TASK DETAILS =>
Among the entries below, find all lines that include "chevron" and copy them.

Extracted records

○ ○ ○

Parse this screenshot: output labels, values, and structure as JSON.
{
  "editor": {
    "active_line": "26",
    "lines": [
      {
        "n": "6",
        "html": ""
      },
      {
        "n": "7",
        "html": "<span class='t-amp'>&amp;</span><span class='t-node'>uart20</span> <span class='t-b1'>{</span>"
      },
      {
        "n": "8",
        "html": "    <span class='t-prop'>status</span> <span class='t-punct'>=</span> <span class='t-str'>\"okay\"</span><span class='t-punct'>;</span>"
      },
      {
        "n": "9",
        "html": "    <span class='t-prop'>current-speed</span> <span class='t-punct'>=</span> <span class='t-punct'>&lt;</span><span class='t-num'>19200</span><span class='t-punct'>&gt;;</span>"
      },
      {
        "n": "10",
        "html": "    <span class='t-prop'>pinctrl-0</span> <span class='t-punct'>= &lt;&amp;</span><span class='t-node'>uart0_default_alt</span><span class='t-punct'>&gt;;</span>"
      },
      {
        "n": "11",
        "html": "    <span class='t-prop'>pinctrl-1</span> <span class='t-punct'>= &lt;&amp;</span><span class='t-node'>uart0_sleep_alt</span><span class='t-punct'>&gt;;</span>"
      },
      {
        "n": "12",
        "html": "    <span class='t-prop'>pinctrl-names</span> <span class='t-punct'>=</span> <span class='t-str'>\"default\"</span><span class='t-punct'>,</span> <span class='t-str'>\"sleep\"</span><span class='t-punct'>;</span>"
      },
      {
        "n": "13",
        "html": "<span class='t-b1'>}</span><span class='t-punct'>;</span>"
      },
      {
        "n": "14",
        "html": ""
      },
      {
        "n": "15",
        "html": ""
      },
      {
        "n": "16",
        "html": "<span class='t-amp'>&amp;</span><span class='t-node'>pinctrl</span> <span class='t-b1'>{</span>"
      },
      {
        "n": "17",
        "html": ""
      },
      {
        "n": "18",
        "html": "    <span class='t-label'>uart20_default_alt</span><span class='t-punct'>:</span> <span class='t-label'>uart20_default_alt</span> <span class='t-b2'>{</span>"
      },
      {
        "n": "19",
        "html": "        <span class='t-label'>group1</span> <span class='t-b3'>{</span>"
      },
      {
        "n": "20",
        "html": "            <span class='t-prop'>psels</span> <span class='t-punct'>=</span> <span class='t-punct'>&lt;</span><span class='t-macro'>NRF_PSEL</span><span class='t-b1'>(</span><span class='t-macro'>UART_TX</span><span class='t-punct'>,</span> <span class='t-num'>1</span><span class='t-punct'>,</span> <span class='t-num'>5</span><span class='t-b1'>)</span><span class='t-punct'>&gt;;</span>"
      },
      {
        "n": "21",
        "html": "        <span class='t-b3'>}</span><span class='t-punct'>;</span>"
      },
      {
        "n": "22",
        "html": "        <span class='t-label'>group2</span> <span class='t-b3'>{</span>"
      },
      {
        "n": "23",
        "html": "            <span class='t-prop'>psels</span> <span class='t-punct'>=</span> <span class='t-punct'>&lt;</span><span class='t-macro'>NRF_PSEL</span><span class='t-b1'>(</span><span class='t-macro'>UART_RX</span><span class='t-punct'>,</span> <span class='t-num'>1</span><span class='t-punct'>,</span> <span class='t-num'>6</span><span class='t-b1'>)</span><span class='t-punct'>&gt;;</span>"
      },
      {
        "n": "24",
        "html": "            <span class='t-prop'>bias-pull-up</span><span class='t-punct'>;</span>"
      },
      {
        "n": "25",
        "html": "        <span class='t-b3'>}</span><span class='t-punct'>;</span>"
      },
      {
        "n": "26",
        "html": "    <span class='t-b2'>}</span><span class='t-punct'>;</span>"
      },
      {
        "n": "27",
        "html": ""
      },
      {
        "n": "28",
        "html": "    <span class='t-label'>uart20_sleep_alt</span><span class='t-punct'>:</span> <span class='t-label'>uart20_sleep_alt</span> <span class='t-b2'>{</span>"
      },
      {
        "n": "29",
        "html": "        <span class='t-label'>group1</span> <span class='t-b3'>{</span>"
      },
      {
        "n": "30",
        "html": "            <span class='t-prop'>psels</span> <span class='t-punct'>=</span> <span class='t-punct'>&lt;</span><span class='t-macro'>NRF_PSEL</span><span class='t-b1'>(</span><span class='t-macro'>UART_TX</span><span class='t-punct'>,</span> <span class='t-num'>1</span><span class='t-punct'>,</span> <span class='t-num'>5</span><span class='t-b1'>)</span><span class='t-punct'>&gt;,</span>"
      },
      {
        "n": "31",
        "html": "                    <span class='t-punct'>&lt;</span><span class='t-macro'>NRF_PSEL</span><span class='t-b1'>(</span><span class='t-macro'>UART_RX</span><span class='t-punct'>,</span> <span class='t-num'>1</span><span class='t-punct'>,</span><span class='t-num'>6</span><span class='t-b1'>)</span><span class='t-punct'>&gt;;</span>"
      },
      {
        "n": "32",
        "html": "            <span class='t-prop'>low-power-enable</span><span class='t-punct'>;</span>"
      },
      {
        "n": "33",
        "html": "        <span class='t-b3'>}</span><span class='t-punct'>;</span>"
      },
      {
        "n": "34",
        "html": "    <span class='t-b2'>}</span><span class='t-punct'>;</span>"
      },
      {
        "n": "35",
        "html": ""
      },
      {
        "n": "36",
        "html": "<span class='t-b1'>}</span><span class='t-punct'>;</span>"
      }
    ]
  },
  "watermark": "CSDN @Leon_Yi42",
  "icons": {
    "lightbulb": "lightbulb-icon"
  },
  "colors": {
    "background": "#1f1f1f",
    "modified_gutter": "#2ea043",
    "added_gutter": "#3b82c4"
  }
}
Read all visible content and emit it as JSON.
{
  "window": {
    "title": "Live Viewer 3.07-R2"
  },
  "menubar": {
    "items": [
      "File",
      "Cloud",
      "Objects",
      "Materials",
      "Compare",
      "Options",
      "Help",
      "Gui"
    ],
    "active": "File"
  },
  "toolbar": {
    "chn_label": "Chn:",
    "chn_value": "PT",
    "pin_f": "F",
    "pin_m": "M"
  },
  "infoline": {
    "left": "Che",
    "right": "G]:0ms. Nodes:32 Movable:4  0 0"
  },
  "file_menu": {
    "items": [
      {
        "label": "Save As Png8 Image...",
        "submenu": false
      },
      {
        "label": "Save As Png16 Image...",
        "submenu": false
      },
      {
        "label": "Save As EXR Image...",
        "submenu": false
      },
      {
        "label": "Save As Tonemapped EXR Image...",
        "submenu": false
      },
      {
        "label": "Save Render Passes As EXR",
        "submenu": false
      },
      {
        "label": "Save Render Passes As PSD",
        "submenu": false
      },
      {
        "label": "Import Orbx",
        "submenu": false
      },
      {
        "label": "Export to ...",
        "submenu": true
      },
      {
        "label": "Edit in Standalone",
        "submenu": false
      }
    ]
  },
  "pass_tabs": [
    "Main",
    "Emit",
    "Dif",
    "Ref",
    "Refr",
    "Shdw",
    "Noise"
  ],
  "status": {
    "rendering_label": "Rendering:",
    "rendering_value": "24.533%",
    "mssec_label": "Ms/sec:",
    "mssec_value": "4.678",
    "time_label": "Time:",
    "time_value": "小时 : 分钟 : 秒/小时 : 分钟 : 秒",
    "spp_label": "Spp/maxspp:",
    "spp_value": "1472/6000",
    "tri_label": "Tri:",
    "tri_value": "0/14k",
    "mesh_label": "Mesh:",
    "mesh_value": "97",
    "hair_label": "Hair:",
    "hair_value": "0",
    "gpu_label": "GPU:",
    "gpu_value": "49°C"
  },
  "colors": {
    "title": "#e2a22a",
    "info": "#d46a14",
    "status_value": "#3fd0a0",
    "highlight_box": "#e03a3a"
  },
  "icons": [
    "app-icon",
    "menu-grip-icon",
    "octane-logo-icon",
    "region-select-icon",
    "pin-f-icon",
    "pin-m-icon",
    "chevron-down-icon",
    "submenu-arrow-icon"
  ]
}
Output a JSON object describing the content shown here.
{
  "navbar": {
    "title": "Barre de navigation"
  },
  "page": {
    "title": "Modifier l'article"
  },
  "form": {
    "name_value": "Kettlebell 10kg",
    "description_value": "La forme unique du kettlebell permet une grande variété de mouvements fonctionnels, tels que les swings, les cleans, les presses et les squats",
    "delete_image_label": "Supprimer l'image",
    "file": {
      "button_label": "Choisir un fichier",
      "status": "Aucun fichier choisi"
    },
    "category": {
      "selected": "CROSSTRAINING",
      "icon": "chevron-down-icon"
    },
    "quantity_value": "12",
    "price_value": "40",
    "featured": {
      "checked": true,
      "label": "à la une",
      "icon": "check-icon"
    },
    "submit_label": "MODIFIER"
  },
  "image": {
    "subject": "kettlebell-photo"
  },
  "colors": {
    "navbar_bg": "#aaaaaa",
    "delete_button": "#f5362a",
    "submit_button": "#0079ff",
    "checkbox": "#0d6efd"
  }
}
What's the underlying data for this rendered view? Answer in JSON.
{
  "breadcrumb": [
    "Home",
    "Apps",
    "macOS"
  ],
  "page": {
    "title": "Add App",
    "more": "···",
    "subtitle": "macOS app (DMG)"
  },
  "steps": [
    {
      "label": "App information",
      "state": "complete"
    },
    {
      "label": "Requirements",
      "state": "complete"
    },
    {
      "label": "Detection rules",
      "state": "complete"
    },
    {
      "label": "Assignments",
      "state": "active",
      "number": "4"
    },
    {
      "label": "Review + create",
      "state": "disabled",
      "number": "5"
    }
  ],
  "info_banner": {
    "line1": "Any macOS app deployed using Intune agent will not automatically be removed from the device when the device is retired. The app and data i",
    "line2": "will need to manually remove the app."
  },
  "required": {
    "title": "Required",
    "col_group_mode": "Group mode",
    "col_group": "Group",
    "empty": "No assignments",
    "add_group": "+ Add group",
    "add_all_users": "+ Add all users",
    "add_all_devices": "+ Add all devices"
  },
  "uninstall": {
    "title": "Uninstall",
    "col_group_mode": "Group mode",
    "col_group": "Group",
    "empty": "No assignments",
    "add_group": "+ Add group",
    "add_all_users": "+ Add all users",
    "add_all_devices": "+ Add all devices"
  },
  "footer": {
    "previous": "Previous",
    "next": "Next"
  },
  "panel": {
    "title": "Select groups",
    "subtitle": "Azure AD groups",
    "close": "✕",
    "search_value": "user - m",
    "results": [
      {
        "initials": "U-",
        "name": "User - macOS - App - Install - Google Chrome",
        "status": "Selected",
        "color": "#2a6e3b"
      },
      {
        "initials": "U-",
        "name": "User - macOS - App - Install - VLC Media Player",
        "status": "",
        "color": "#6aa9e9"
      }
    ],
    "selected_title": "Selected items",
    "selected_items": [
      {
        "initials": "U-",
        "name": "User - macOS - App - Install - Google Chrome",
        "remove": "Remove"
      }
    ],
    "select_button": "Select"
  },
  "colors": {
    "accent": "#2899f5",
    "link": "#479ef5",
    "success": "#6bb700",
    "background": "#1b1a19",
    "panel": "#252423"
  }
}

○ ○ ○

RESPONSE BELOW =>
    "chevron-down-icon",
      "icon": "chevron-down-icon"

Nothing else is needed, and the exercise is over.